    Championing Biodiversity Through ESG

    Companies are expected by investors to report on their corporate environmental performance. Having a strong ESG management plan strategy and consistently working to improve ESG performance is now a necessity for all companies, and the Commercial Real Estate industry is no different. As the environmental impacts of companies become clearer, biodiversity is moving up on the list of priorities and that is where data collection and reporting become so important.

    In 2021, the Taskforce on Nature-related Financial Disclosures (TNFD) was launched to create a standardized way for organizations to measure and report on threats to wildlife and ecosystems. The goal is to support organizations in moving away from nature-negative outcomes and toward nature-positive outcomes by incorporating nature-related risks and opportunities into their strategic planning, risk management, and budgeting decisions.

    As Global risk intelligence company Verisk Maplecroft states in their Environmental Risk Outlook 2021 report, it is important to factor nature into measures of financial performance and properly value biodiversity.

    Biodiversity Loss in Cities

    Urbanization is increasing worldwide and is one of the biggest threats to biodiversity.

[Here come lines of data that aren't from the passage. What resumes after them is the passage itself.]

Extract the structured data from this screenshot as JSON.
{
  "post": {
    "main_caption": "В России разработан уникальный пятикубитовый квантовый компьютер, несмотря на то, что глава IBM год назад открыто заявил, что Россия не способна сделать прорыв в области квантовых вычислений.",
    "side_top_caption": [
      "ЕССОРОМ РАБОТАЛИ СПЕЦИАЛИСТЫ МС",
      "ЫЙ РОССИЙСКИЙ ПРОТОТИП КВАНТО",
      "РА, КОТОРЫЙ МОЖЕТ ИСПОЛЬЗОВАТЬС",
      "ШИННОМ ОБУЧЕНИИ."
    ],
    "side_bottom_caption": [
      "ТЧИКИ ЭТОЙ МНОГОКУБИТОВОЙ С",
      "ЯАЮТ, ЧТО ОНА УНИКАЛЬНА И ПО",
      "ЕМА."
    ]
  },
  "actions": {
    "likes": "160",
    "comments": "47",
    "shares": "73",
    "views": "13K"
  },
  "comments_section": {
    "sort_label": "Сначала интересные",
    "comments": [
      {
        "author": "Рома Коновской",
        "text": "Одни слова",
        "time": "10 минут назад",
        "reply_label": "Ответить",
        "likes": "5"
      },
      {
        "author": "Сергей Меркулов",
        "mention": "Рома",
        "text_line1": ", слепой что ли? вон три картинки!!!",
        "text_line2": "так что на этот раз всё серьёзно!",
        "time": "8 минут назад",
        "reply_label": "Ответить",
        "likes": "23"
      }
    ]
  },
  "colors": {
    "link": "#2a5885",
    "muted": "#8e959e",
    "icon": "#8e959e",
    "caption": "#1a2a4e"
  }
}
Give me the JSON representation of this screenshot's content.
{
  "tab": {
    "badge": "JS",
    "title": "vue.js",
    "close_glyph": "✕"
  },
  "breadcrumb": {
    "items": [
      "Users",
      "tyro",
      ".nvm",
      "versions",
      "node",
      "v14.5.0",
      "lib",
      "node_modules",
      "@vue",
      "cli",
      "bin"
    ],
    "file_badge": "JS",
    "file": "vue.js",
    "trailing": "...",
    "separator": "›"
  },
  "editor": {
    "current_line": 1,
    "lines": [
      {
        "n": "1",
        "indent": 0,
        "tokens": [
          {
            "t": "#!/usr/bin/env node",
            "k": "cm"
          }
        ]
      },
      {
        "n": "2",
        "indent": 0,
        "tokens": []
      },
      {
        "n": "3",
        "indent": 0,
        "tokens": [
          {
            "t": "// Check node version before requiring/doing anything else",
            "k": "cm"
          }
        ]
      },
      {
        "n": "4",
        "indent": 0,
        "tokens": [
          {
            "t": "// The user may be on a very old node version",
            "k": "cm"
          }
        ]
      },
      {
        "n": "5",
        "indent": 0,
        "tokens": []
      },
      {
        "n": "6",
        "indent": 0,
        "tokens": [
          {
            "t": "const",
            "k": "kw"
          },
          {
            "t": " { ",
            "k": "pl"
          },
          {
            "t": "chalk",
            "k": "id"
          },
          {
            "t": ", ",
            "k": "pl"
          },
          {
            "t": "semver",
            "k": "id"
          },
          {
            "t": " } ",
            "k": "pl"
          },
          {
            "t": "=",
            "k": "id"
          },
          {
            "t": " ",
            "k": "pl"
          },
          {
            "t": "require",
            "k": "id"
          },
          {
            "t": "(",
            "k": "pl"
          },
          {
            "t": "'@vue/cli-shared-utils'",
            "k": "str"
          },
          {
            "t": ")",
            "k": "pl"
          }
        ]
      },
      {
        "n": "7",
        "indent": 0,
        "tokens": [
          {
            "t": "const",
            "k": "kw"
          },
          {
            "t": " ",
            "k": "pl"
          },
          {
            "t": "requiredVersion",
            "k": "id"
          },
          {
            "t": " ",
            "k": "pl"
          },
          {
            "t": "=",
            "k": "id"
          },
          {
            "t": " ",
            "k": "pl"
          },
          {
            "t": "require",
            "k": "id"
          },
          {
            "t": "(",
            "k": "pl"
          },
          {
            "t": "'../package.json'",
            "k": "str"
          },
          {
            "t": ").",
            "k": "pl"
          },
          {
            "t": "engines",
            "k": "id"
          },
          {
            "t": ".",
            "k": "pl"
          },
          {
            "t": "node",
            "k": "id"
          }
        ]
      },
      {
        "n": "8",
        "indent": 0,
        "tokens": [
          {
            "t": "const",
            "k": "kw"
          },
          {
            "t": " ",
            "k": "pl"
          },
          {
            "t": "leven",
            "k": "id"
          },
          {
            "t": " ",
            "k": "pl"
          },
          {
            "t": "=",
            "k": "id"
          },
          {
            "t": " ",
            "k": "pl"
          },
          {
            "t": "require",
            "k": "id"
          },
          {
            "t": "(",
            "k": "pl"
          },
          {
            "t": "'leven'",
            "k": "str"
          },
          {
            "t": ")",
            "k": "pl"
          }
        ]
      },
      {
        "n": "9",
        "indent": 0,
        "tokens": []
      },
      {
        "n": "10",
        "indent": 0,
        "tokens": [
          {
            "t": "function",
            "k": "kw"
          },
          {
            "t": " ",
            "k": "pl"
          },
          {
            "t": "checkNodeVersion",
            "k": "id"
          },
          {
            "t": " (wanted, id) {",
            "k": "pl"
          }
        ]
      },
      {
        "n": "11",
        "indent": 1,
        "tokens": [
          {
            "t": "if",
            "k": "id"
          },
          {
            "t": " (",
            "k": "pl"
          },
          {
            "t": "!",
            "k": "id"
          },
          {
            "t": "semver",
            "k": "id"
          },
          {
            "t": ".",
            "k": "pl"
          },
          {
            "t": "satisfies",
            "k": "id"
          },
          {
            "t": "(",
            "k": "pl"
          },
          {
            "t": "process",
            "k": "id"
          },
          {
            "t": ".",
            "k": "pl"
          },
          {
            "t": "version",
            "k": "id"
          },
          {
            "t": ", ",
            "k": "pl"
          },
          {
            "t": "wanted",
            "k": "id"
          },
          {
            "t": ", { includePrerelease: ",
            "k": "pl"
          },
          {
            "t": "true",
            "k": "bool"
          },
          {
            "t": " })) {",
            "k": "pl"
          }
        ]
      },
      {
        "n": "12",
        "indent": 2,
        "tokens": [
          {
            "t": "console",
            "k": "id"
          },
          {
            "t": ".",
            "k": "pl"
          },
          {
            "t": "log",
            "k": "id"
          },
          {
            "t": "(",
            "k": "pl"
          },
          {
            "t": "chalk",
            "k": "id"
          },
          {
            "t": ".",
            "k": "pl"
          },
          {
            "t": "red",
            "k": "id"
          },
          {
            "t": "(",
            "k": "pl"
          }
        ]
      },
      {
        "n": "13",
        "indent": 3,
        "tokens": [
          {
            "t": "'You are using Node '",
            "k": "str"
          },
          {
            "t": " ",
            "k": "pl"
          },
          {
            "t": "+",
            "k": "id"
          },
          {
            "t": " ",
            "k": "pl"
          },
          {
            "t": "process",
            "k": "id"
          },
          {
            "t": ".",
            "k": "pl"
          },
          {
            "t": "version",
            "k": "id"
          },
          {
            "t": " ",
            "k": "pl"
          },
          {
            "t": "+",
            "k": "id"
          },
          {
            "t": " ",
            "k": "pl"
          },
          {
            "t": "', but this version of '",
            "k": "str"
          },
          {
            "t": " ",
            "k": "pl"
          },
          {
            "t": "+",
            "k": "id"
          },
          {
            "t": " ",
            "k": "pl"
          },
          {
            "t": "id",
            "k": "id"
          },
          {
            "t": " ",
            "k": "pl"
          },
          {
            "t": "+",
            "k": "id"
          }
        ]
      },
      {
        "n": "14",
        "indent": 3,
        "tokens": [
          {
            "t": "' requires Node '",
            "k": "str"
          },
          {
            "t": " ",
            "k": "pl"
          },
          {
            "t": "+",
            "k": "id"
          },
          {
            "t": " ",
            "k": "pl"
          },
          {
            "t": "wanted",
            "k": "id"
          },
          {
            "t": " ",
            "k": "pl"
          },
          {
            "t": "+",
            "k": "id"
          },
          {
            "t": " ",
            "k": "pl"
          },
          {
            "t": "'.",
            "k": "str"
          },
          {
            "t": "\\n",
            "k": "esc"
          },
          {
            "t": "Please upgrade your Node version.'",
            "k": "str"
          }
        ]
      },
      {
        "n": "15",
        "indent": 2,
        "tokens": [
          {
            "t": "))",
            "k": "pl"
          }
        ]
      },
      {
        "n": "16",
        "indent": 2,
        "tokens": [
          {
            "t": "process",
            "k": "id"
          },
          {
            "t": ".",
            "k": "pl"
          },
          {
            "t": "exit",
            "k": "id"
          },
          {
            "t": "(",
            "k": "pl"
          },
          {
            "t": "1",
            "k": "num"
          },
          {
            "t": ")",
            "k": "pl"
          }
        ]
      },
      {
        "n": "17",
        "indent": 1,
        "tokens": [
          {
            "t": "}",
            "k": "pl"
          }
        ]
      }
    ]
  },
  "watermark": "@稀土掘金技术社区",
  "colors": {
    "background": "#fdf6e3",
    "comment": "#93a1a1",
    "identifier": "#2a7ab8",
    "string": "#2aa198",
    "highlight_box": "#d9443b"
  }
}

As explained in Environmental factors affecting bee diversity in urban and remote grassland plots in Boulder, Colorado (Kearns & Oliveras), urban growth is removing native plants to make space for buildings, concrete, and heavily manicured parks. Native plants are often limited to unmanaged landscapes. Pollinators rely on native plants for food and these small remaining patches of nature may not be enough to support them.

    Transformation of the natural landscape due to urbanization means a change in the nesting sites available to bee species, as well. As we can read in the Annals of the Entomological Society of America:

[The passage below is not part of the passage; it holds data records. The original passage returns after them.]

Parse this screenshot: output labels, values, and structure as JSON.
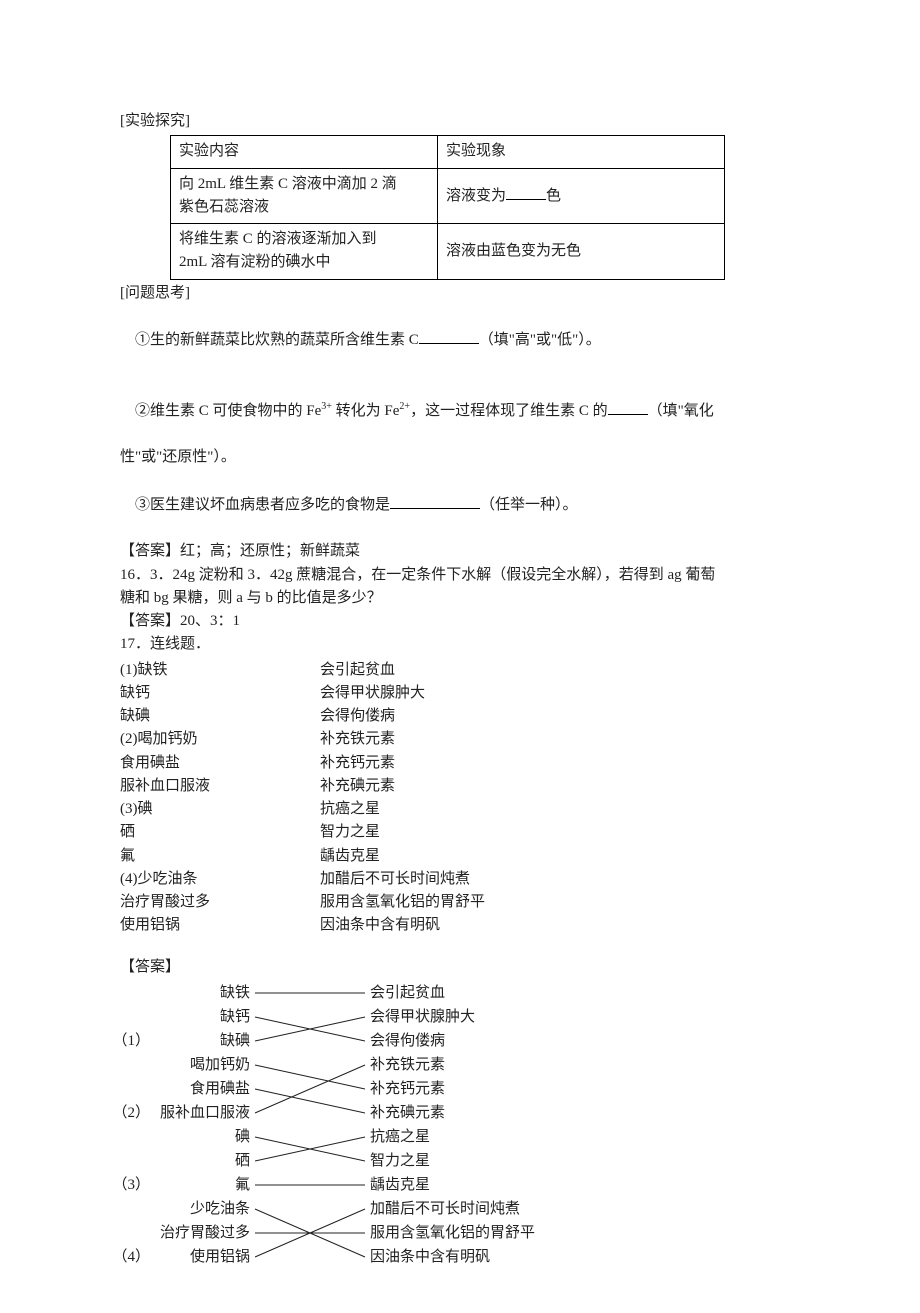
{
  "sec_experiment": {
    "label": "[实验探究]",
    "table": {
      "head_col1": "实验内容",
      "head_col2": "实验现象",
      "row1_col1_l1": "向 2mL 维生素 C 溶液中滴加 2 滴",
      "row1_col1_l2": "紫色石蕊溶液",
      "row1_col2_pre": "溶液变为",
      "row1_col2_post": "色",
      "row2_col1_l1": "将维生素 C 的溶液逐渐加入到",
      "row2_col1_l2": "2mL 溶有淀粉的碘水中",
      "row2_col2": "溶液由蓝色变为无色"
    }
  },
  "sec_thinking": {
    "label": "[问题思考]",
    "q1_pre": "①生的新鲜蔬菜比炊熟的蔬菜所含维生素 C",
    "q1_post": "（填\"高\"或\"低\"）。",
    "q2_pre": "②维生素 C 可使食物中的 Fe",
    "q2_sup1": "3+",
    "q2_mid1": " 转化为 Fe",
    "q2_sup2": "2+",
    "q2_mid2": "，这一过程体现了维生素 C 的",
    "q2_post": "（填\"氧化",
    "q2_line2": "性\"或\"还原性\"）。",
    "q3_pre": "③医生建议坏血病患者应多吃的食物是",
    "q3_post": "（任举一种）。",
    "answer_label": "【答案】红；高；还原性；新鲜蔬菜"
  },
  "q16": {
    "line1": "16．3．24g 淀粉和 3．42g 蔗糖混合，在一定条件下水解（假设完全水解），若得到 ag 葡萄",
    "line2": "糖和 bg 果糖，则 a 与 b 的比值是多少？",
    "answer": "【答案】20、3：1"
  },
  "q17": {
    "title": "17．连线题．",
    "groups": [
      {
        "left": "(1)缺铁",
        "right": "会引起贫血"
      },
      {
        "left": "缺钙",
        "right": "会得甲状腺肿大"
      },
      {
        "left": "缺碘",
        "right": "会得佝偻病"
      },
      {
        "left": "(2)喝加钙奶",
        "right": "补充铁元素"
      },
      {
        "left": "食用碘盐",
        "right": "补充钙元素"
      },
      {
        "left": "服补血口服液",
        "right": "补充碘元素"
      },
      {
        "left": "(3)碘",
        "right": "抗癌之星"
      },
      {
        "left": "硒",
        "right": "智力之星"
      },
      {
        "left": "氟",
        "right": "龋齿克星"
      },
      {
        "left": "(4)少吃油条",
        "right": "加醋后不可长时间炖煮"
      },
      {
        "left": "治疗胃酸过多",
        "right": "服用含氢氧化铝的胃舒平"
      },
      {
        "left": "使用铝锅",
        "right": "因油条中含有明矾"
      }
    ],
    "answer_label": "【答案】"
  },
  "answer_matching": {
    "marker1": "（1）",
    "marker2": "（2）",
    "marker3": "（3）",
    "marker4": "（4）",
    "left": [
      "缺铁",
      "缺钙",
      "缺碘",
      "喝加钙奶",
      "食用碘盐",
      "服补血口服液",
      "碘",
      "硒",
      "氟",
      "少吃油条",
      "治疗胃酸过多",
      "使用铝锅"
    ],
    "right": [
      "会引起贫血",
      "会得甲状腺肿大",
      "会得佝偻病",
      "补充铁元素",
      "补充钙元素",
      "补充碘元素",
      "抗癌之星",
      "智力之星",
      "龋齿克星",
      "加醋后不可长时间炖煮",
      "服用含氢氧化铝的胃舒平",
      "因油条中含有明矾"
    ]
  }
}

    “The fragmented nature of urban habitats may prevent colonization by certain bee species, whereas the frequency and intensity of disturbance within sites (e.g., mowing, soil turning, and development) may limit the long-term persistence of others. Bee species that build nests in soil may be selectively excluded by the compacted soils that characterize many urban parks and gardens”.

    Biomonitoring as a Solution

    Biomonitoring is a way of evaluating the environment via plants or animals. Because bees fly, forage, and drink within a 3 KM radius of their beehive, they act as data collectors, making them excellent indicators of environmental quality.

    “We’ve been working closely with scientists to monitor honey bee collapse disorder, and implementing beekeeping procedures that help ensure a high survival rate of our colonies. We realized that all the data we’ve been tracking from our own beehives could benefit all pollinators, and have a positive impact on urban areas” says Alex McLean, CEO and Co-founder of Alvéole.

    By analyzing the pollen and honey produced at each site throughout the season, it is possible to track which flowers are blooming and when. With this information, we can recommend which plants are needed to increase local floral diversity and support pollinators. By gathering data from the bees year after year, we can monitor the impact buildings and human interaction have on the local diversity


    APILAB is an international research bureau specializing in environmental monitoring using honey bees. Over the past 10 years, APILAB has developed novel methods to monitor the status of the environment through beehive analysis. APILAB’s technical expertise focuses on assessing the impact of human activities on the environment and bee health. By monitoring and evaluating the effectiveness of actions in favor of biodiversity at the local level, they are able to collect scientific data to better understand bees’ mortality. This network has produced multiple scientific papers on the matter, including a study on the impact of combustion residue on the health of bees.

    APILAB is also a member of 1% for the Planet.